As you’ve gathered, the answer to the question of which printing method is better is completely dependent on your individual project. However, answering the following questions will give you a better idea of which method will be the best option for your next book printing run.

That said, we’ll be glad to discuss the best method for your specific project; you can give us a call at 888-664-8166 or email us at bestbook@colorwise.com. We use whichever method is most quality- and cost-effective for your particular project. In fact, our free quote page automatically chooses the least expensive print method according to the specifications you enter.

How many books do you need?

As you’ve probably gathered up to this point, the quantity of your run is by far the most important factor in the digital vs. offset debate. On the majority of projects, the number of books you want to print will be the primary determining factor as to whether we run your book on an offset or a digital press.

Do you have unique size and/or paper requirements?

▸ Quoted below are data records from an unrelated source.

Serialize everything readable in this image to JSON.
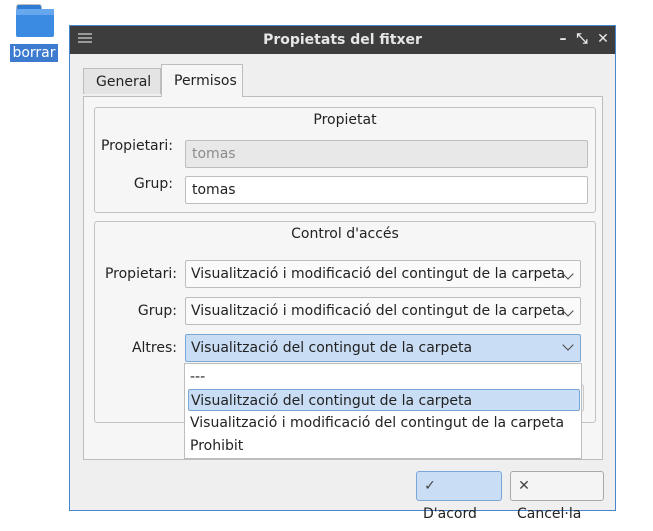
{
  "desktop": {
    "icon_label": "borrar"
  },
  "window": {
    "title": "Propietats del fitxer"
  },
  "tabs": [
    {
      "label": "General"
    },
    {
      "label": "Permisos"
    }
  ],
  "ownership": {
    "title": "Propietat",
    "owner_label": "Propietari:",
    "owner_value": "tomas",
    "group_label": "Grup:",
    "group_value": "tomas"
  },
  "access": {
    "title": "Control d'accés",
    "owner_label": "Propietari:",
    "owner_value": "Visualització i modificació del contingut de la carpeta",
    "group_label": "Grup:",
    "group_value": "Visualització i modificació del contingut de la carpeta",
    "others_label": "Altres:",
    "others_value": "Visualització del contingut de la carpeta",
    "options": [
      "---",
      "Visualització del contingut de la carpeta",
      "Visualització i modificació del contingut de la carpeta",
      "Prohibit"
    ]
  },
  "buttons": {
    "ok": "D'acord",
    "cancel": "Cancel·la"
  },
  "colors": {
    "selection": "#c9ddf4",
    "titlebar": "#3d3d3d",
    "accent": "#3c7bd0"
  }
}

Offset printing offers more options concerning paper stock, paper weight, and paper size. While this doesn’t come into play as often with books as with other forms of printing, it can still be an issue if you have specific paper needs.

Do you need exact match colors?

This question is typically more relevant to commercial print services rather than book print customers. Offset printers have the option of using Pantone ink and the aforementioned Pantone Matching System for exact color matching.

However, this is primarily used for corporate identity materials such as logos and letterhead where color consistency among materials is an extremely high priority. Digital offers the ability to get extremely close color matching, and we calibrate both our digital presses and our screens to make sure the color you want is the color you get.

Image Source: Flickr